It’s very real when we watch friends fade and perish. Very difficult because we want to keep things as they are. But unless you experience your own death, you are lost. Really get close to it. What we are actually doing is dying all the time. Dying is an action. Ask, “Who is living? Who is dying?” And when you go to the zendo ask, “Why am I here?”

The business of “just sitting” is very difficult. Zen wants you to rip yourself to pieces. We sit down, fold our legs and watch breath. Sit on a cushion being bored stiff. Then our minds start flashing ugly pictures, sad feelings, weird ideas, and our knees hurt. We are attacking the structure of the personality, the casing, so we get distracted from what practice is about.
What are the reasons why we do zazen? The reason is that we are greedy for satori, for enlightenment and for friends to say, “Hey I couldn’t do that!” Keep asking: “What is it I am doing? What am I responding to? How am I acting with others and how do they act with me?” All we know is mush—a gray field where we try to get away or closer. All we may have learned through sitting is to handle our own intolerance or impatience. But in the life of Zen practice you shouldn’t come out alive.

At the end of it all, all we have is this funny Zen Buddhist practice, which is no more than telling you to please sit down over there, put your feet up in your lap, hold your hands in a certain way, keep your back straight and breathe. Then you go on from there. Just things as it is. What we all are. And we are all agreed that we want to sit and I am here to help you however I can—to teach you and do individual interviews with you, and if you want any kind of initiation or ordination, I can do that too.
The thing that I hope is that folks continue with their practice, continue to figure out how to work with it, how to absorb it into their own body and mind, into their own being. This is not a college course, it’s a living proposition, here for you to use, to dive into and soak yourself in. What happens next is your own business, and with any luck at all it is also Buddha’s business. ©

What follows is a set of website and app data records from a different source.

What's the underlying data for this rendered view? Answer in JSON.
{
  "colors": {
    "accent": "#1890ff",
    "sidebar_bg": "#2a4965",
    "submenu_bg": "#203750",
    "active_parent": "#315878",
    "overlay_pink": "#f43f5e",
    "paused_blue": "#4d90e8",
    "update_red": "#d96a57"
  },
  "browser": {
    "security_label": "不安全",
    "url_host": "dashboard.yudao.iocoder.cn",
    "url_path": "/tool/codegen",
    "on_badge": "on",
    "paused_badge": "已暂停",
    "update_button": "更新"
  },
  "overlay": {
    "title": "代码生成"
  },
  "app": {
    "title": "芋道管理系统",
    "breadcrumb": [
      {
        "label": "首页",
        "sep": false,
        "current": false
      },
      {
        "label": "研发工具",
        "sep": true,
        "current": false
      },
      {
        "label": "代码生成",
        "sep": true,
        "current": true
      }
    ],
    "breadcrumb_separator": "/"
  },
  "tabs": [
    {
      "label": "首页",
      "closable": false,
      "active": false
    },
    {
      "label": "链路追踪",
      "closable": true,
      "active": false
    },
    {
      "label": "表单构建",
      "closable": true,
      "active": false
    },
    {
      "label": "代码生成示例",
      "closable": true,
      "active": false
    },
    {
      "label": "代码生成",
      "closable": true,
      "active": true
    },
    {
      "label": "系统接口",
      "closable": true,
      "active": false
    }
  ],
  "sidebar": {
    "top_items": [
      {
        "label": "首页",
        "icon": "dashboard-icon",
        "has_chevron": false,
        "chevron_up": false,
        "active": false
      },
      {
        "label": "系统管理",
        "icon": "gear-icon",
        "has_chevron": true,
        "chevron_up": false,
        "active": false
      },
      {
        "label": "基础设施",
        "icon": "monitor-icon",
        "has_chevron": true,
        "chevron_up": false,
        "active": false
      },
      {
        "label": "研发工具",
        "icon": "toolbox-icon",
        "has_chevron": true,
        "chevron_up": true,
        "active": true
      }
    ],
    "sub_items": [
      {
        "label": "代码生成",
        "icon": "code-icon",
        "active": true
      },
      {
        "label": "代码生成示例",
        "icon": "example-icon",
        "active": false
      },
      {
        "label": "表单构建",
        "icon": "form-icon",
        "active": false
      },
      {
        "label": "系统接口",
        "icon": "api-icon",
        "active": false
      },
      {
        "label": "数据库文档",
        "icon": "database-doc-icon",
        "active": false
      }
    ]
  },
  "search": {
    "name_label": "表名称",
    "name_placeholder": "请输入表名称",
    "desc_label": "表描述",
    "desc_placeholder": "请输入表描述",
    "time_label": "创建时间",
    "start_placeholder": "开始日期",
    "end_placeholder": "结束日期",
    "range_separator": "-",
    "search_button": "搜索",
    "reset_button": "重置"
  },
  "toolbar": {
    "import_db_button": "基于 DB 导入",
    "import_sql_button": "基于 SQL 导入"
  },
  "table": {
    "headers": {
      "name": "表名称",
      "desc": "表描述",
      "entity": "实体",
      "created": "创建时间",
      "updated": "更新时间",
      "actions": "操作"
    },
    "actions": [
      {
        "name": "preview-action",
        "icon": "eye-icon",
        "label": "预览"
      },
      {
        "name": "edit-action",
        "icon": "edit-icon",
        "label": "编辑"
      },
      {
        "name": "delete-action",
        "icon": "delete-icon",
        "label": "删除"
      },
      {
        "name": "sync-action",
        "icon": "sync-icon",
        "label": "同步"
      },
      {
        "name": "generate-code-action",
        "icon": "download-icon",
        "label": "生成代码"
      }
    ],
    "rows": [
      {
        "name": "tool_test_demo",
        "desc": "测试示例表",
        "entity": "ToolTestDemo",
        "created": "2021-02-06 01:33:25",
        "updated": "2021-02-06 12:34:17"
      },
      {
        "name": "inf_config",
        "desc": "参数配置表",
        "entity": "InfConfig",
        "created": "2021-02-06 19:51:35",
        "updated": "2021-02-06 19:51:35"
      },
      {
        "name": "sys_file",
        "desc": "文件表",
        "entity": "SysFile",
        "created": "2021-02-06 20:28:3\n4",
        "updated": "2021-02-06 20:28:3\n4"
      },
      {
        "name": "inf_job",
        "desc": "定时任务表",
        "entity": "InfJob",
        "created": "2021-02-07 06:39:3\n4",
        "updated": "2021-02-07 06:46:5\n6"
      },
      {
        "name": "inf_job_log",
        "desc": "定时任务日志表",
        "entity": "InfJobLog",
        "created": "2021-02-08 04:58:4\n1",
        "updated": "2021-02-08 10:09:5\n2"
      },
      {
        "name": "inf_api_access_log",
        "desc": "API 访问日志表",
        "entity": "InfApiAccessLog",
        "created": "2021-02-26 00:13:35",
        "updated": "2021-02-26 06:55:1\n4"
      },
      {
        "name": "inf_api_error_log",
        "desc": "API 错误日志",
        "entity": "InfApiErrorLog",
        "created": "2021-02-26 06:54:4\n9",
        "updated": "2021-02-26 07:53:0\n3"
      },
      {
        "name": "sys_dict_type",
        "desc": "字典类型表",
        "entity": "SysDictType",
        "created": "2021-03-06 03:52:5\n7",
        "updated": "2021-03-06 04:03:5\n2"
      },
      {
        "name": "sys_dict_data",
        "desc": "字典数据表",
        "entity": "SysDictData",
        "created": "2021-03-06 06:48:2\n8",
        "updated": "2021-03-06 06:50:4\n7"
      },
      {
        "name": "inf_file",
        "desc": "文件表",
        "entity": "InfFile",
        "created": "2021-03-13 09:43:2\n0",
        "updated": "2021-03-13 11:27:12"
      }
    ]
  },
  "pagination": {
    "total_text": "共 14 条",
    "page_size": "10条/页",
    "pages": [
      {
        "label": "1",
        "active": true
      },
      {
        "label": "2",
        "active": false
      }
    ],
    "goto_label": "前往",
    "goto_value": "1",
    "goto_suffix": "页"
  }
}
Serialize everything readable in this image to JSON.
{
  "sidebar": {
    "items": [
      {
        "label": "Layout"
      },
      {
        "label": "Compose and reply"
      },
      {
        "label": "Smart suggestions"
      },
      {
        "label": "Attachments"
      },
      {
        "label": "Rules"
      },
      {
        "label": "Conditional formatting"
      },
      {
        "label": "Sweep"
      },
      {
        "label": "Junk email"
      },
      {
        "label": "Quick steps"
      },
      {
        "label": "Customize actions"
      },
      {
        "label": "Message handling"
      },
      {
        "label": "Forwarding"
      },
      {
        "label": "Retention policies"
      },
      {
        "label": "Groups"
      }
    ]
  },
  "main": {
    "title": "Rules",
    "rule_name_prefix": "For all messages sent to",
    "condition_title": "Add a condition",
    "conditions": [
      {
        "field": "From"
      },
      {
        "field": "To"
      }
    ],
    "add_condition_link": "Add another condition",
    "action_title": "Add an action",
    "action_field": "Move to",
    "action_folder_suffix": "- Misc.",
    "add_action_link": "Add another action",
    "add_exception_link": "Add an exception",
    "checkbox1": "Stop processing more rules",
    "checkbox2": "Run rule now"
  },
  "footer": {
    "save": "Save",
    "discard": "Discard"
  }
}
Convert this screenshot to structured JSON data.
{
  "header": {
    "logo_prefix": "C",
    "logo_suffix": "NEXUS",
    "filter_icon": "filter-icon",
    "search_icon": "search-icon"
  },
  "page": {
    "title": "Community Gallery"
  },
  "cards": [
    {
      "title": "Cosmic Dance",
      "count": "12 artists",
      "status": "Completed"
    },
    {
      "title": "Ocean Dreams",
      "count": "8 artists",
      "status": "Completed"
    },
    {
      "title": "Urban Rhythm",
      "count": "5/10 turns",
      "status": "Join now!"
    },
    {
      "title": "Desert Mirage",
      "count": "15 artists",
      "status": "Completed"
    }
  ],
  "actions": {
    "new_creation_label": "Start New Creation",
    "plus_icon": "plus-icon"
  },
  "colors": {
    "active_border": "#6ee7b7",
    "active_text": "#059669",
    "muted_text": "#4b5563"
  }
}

Poems reprinted from Overtime: Selected Poems of Philip Whalen, with permission of Penguin Books, a division of Penguin Putnam, Inc. Talk excerpts by Abbot Zenshin Philip Whalen are from the Hartford Street Zen Center newsletter, 1996 and 1997.